** Supplied material follows **

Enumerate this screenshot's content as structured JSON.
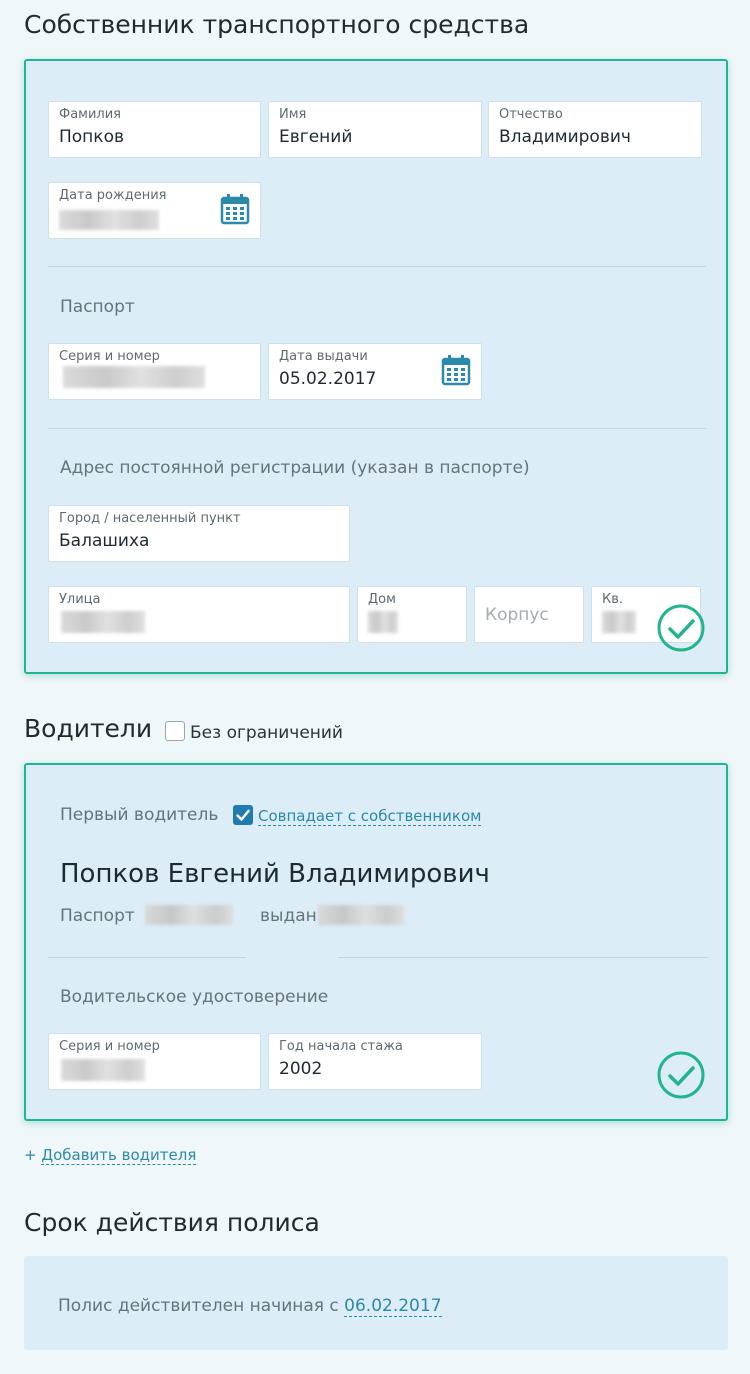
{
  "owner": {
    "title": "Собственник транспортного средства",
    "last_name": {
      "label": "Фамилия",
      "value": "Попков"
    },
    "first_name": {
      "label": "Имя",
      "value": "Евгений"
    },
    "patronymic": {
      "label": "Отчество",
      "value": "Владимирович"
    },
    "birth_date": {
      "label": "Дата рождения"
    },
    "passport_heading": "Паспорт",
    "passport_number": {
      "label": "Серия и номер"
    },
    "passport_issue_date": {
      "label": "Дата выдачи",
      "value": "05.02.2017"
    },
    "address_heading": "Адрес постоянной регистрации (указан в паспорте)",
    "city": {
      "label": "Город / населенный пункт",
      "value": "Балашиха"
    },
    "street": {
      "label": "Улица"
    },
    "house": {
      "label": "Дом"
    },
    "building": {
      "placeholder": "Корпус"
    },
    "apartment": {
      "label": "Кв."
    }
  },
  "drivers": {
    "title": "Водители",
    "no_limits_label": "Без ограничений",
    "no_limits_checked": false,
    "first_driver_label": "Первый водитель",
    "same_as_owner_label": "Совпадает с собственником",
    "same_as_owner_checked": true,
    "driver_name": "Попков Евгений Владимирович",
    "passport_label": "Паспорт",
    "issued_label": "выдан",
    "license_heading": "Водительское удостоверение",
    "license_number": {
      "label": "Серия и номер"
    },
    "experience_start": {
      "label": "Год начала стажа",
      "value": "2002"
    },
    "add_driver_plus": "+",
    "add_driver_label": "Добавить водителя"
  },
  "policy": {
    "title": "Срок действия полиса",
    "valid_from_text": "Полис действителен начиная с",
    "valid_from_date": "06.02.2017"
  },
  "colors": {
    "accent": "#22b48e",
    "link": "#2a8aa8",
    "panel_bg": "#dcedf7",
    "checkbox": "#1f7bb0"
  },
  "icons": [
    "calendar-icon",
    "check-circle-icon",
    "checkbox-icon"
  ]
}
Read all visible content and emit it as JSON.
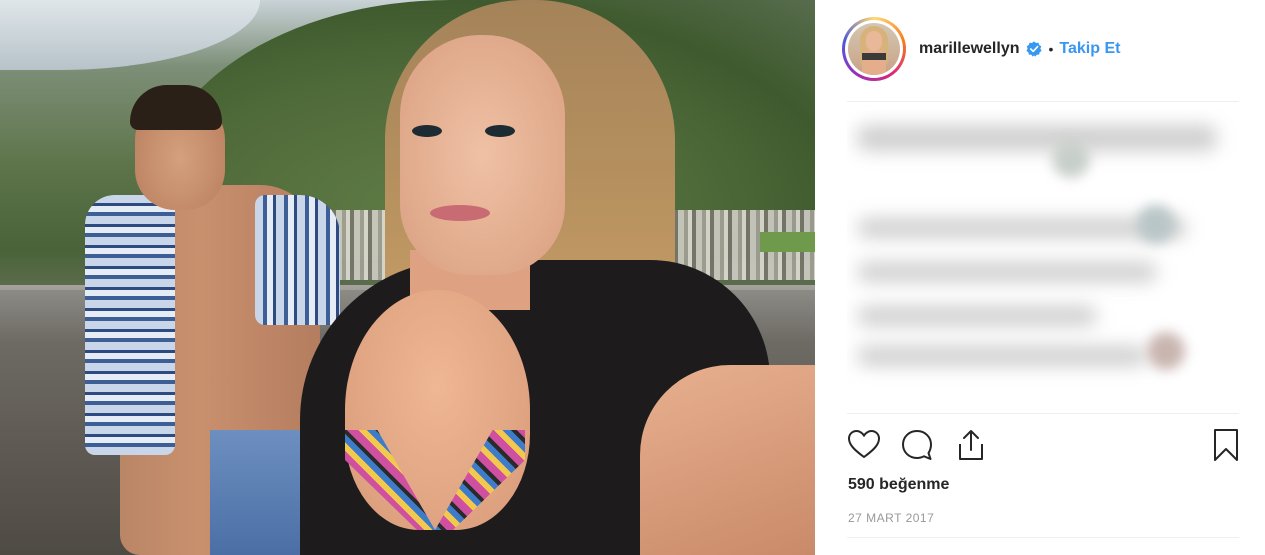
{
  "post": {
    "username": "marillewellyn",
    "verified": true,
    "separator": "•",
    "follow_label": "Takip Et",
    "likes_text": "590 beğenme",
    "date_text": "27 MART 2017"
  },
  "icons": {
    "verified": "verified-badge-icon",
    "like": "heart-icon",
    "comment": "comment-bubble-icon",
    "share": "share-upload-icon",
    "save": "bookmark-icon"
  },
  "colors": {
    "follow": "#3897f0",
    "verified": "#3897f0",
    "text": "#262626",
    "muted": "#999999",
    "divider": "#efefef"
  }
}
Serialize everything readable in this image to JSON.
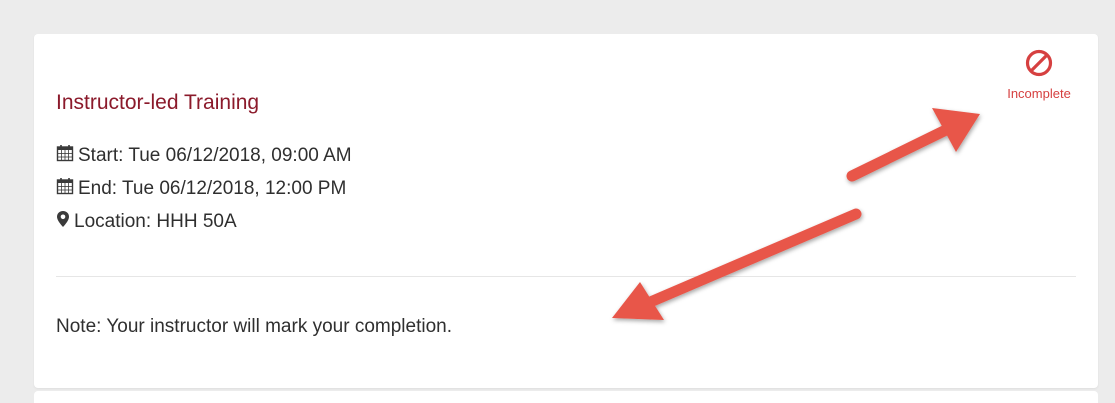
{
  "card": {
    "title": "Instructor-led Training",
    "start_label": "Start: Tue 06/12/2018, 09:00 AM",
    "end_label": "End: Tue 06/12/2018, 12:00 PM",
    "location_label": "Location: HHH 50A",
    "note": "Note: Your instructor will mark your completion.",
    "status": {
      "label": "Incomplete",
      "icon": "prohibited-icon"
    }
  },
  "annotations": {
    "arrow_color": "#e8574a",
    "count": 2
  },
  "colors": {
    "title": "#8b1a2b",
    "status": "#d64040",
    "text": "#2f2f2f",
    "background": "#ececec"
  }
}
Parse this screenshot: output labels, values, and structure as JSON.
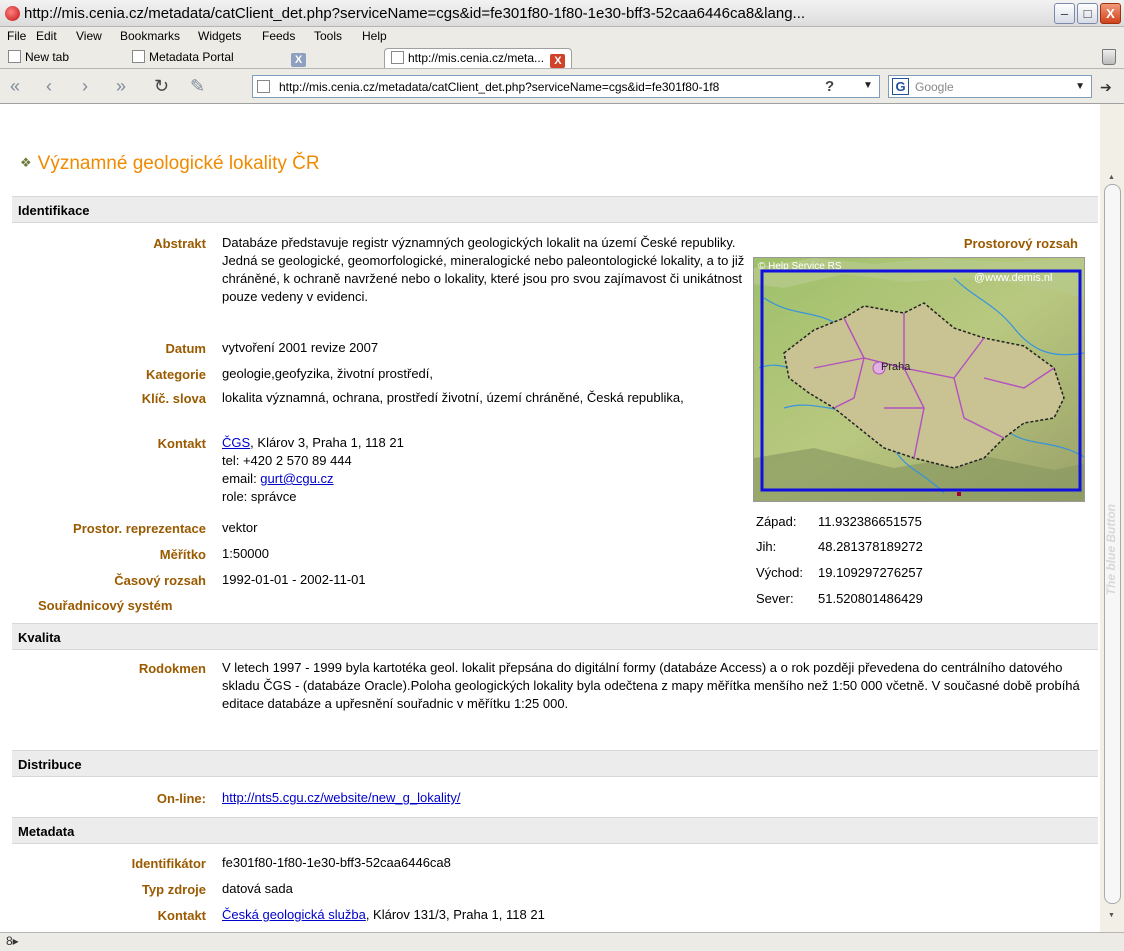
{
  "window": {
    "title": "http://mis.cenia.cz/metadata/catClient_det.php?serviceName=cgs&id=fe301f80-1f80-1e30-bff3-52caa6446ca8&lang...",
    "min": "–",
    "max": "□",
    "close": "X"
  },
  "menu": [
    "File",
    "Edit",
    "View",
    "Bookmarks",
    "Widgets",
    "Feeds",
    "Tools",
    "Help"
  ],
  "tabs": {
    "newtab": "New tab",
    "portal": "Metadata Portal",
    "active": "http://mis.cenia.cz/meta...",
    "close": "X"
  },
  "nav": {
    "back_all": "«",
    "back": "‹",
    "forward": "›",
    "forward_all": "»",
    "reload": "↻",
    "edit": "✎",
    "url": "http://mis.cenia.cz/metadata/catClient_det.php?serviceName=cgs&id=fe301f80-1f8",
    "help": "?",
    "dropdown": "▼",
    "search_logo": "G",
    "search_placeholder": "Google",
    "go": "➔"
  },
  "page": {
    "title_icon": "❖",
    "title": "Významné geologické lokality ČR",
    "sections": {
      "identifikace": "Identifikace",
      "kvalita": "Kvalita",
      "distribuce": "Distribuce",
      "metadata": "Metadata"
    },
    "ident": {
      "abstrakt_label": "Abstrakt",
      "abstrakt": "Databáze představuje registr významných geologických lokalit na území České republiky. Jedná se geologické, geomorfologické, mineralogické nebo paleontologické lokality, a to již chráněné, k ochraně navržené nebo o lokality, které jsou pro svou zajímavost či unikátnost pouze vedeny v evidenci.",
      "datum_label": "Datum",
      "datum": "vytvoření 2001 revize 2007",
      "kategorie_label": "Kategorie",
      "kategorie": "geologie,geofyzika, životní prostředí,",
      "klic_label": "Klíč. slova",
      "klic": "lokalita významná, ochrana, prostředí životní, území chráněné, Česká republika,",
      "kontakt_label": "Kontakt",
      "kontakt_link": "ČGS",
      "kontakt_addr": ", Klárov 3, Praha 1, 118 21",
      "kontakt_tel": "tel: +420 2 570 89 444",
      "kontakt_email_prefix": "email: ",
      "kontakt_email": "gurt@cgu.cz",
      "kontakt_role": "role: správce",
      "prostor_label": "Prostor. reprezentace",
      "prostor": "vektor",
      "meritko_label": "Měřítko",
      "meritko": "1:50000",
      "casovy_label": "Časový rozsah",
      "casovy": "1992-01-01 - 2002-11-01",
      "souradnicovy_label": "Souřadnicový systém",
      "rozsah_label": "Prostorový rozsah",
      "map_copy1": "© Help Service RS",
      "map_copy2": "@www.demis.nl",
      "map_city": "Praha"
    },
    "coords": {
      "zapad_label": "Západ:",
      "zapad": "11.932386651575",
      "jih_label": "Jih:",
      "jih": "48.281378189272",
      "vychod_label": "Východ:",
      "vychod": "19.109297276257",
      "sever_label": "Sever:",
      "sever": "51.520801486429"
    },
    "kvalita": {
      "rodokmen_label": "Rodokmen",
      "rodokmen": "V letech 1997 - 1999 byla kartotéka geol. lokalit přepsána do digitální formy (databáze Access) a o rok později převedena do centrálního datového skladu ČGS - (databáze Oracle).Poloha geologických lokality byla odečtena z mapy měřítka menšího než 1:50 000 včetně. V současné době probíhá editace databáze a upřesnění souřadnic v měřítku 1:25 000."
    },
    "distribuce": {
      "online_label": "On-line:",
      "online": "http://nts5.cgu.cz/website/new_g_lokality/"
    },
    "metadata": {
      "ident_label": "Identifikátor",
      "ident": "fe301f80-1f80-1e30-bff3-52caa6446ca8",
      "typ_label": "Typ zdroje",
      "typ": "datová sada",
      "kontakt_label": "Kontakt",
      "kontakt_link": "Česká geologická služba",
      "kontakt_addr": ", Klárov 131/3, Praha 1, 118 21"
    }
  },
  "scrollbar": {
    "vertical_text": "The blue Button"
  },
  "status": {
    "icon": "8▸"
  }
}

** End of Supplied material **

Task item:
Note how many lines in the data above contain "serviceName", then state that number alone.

Response:
2